=== TASK MATERIAL ===

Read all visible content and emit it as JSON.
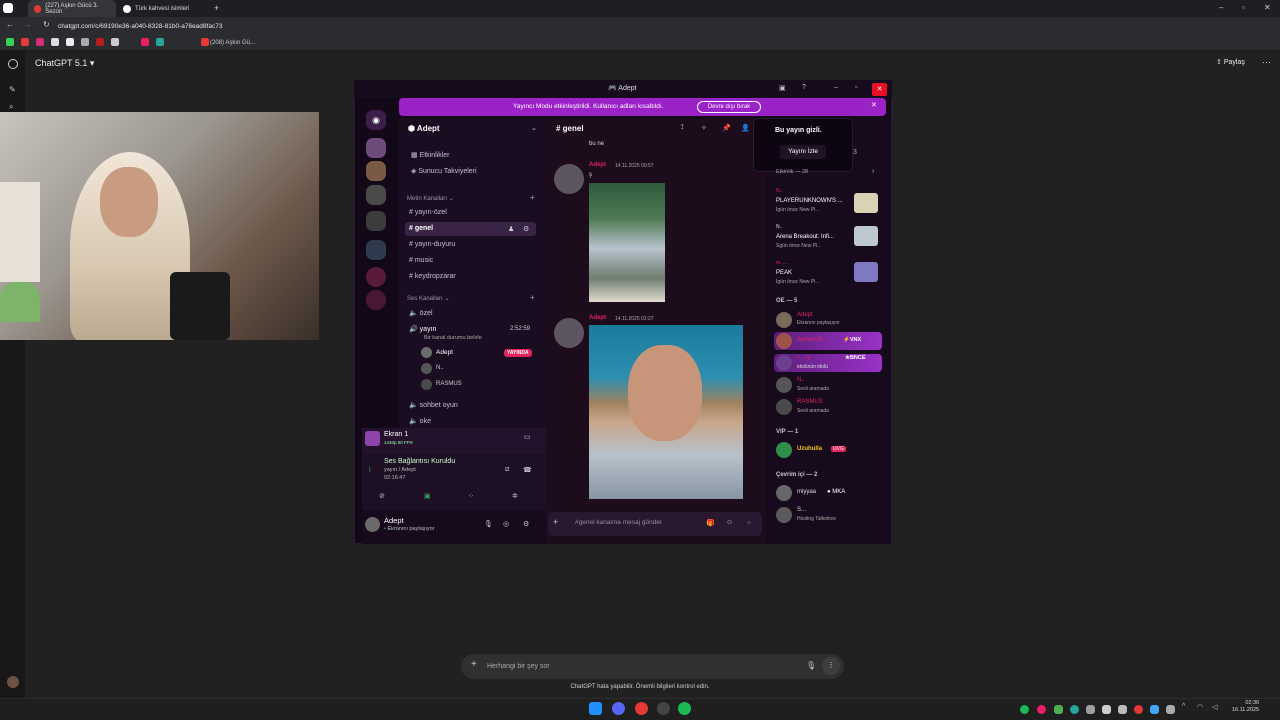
{
  "browser": {
    "tabs": [
      {
        "label": "(227) Aşkın Gücü 3. Sezon",
        "color": "#e53935"
      },
      {
        "label": "Türk kahvesi isimleri",
        "color": "#ffffff"
      }
    ],
    "url": "chatgpt.com/c/69190e36-a040-8328-81b0-a76ead8fac73",
    "bookmark_label": "(208) Aşkın Gü..."
  },
  "chatgpt": {
    "model_title": "ChatGPT 5.1",
    "share_label": "Paylaş",
    "composer_placeholder": "Herhangi bir şey sor",
    "disclaimer": "ChatGPT hata yapabilir. Önemli bilgileri kontrol edin."
  },
  "discord": {
    "window_title": "Adept",
    "banner_text": "Yayıncı Modu etkinleştirildi. Kullanıcı adları kısaltıldı.",
    "banner_button": "Devre dışı bırak",
    "server_name": "Adept",
    "top_items": [
      "Etkinlikler",
      "Sunucu Takviyeleri"
    ],
    "text_category": "Metin Kanalları",
    "text_channels": [
      "yayın-özel",
      "genel",
      "yayın-duyuru",
      "music",
      "keydropzarar"
    ],
    "voice_category": "Ses Kanalları",
    "voice_channels": [
      "özel",
      "yayın",
      "sohbet oyun",
      "oke"
    ],
    "voice_timer": "2:52:59",
    "voice_status": "Bir kanal durumu belirle",
    "voice_users": [
      "Adept",
      "N..",
      "RASMUS"
    ],
    "live_badge": "YAYINDA",
    "screen_title": "Ekran 1",
    "screen_sub": "1440p 60 FPS",
    "connection_title": "Ses Bağlantısı Kuruldu",
    "connection_sub": "yayın / Adept",
    "connection_time": "02:16:47",
    "user_name": "Adept",
    "user_status": "Ekranını paylaşıyor",
    "chat_channel": "genel",
    "chat_messages": [
      {
        "text": "bu ne"
      },
      {
        "author": "Adept",
        "time": "14.11.2025 00:57",
        "text": "ş"
      },
      {
        "author": "Adept",
        "time": "14.11.2025 02:27",
        "text": ""
      }
    ],
    "input_placeholder": "#genel kanalına mesaj gönder",
    "tooltip_title": "Bu yayın gizli.",
    "tooltip_button": "Yayını İzle",
    "tooltip_count": "3",
    "members_section_top": "Etkinlik — 28",
    "activities": [
      {
        "name": "N..",
        "game": "PLAYERUNKNOWN'S ...",
        "sub": "İgün önce  New Pl..."
      },
      {
        "name": "N..",
        "game": "Arena Breakout: Infi...",
        "sub": "Sgün önce  New Pl..."
      },
      {
        "name": "m......",
        "game": "PEAK",
        "sub": "İgün önce  New Pl..."
      }
    ],
    "group_oe": "OE — 5",
    "oe_members": [
      {
        "name": "Adept",
        "sub": "Ekranını paylaşıyor"
      },
      {
        "name": "Ayman M..",
        "tag": "VNX",
        "sub": ""
      },
      {
        "name": "r.....y",
        "tag": "BNCE",
        "sub": "idolünün idolü"
      },
      {
        "name": "N..",
        "sub": "Sesli aramada"
      },
      {
        "name": "RASMUS",
        "sub": "Sesli aramada"
      }
    ],
    "group_vip": "VIP — 1",
    "vip_members": [
      {
        "name": "Uzuhulla",
        "tag": "UVG"
      }
    ],
    "group_online": "Çevrim içi — 2",
    "online_members": [
      {
        "name": "miyyaa",
        "tag": "MKA",
        "sub": ""
      },
      {
        "name": "S...",
        "sub": "Hosting Talkshow"
      }
    ]
  },
  "taskbar": {
    "time": "02:36",
    "date": "16.11.2025"
  }
}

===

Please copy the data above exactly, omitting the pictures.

RESULT OF THIS EXERCISE
Read all visible content and emit it as JSON.
{
  "browser": {
    "tabs": [
      {
        "label": "(227) Aşkın Gücü 3. Sezon",
        "color": "#e53935"
      },
      {
        "label": "Türk kahvesi isimleri",
        "color": "#ffffff"
      }
    ],
    "url": "chatgpt.com/c/69190e36-a040-8328-81b0-a76ead8fac73",
    "bookmark_label": "(208) Aşkın Gü..."
  },
  "chatgpt": {
    "model_title": "ChatGPT 5.1",
    "share_label": "Paylaş",
    "composer_placeholder": "Herhangi bir şey sor",
    "disclaimer": "ChatGPT hata yapabilir. Önemli bilgileri kontrol edin."
  },
  "discord": {
    "window_title": "Adept",
    "banner_text": "Yayıncı Modu etkinleştirildi. Kullanıcı adları kısaltıldı.",
    "banner_button": "Devre dışı bırak",
    "server_name": "Adept",
    "top_items": [
      "Etkinlikler",
      "Sunucu Takviyeleri"
    ],
    "text_category": "Metin Kanalları",
    "text_channels": [
      "yayın-özel",
      "genel",
      "yayın-duyuru",
      "music",
      "keydropzarar"
    ],
    "voice_category": "Ses Kanalları",
    "voice_channels": [
      "özel",
      "yayın",
      "sohbet oyun",
      "oke"
    ],
    "voice_timer": "2:52:59",
    "voice_status": "Bir kanal durumu belirle",
    "voice_users": [
      "Adept",
      "N..",
      "RASMUS"
    ],
    "live_badge": "YAYINDA",
    "screen_title": "Ekran 1",
    "screen_sub": "1440p 60 FPS",
    "connection_title": "Ses Bağlantısı Kuruldu",
    "connection_sub": "yayın / Adept",
    "connection_time": "02:16:47",
    "user_name": "Adept",
    "user_status": "Ekranını paylaşıyor",
    "chat_channel": "genel",
    "chat_messages": [
      {
        "text": "bu ne"
      },
      {
        "author": "Adept",
        "time": "14.11.2025 00:57",
        "text": "ş"
      },
      {
        "author": "Adept",
        "time": "14.11.2025 02:27",
        "text": ""
      }
    ],
    "input_placeholder": "#genel kanalına mesaj gönder",
    "tooltip_title": "Bu yayın gizli.",
    "tooltip_button": "Yayını İzle",
    "tooltip_count": "3",
    "members_section_top": "Etkinlik — 28",
    "activities": [
      {
        "name": "N..",
        "game": "PLAYERUNKNOWN'S ...",
        "sub": "İgün önce  New Pl..."
      },
      {
        "name": "N..",
        "game": "Arena Breakout: Infi...",
        "sub": "Sgün önce  New Pl..."
      },
      {
        "name": "m......",
        "game": "PEAK",
        "sub": "İgün önce  New Pl..."
      }
    ],
    "group_oe": "OE — 5",
    "oe_members": [
      {
        "name": "Adept",
        "sub": "Ekranını paylaşıyor"
      },
      {
        "name": "Ayman M..",
        "tag": "VNX",
        "sub": ""
      },
      {
        "name": "r.....y",
        "tag": "BNCE",
        "sub": "idolünün idolü"
      },
      {
        "name": "N..",
        "sub": "Sesli aramada"
      },
      {
        "name": "RASMUS",
        "sub": "Sesli aramada"
      }
    ],
    "group_vip": "VIP — 1",
    "vip_members": [
      {
        "name": "Uzuhulla",
        "tag": "UVG"
      }
    ],
    "group_online": "Çevrim içi — 2",
    "online_members": [
      {
        "name": "miyyaa",
        "tag": "MKA",
        "sub": ""
      },
      {
        "name": "S...",
        "sub": "Hosting Talkshow"
      }
    ]
  },
  "taskbar": {
    "time": "02:36",
    "date": "16.11.2025"
  }
}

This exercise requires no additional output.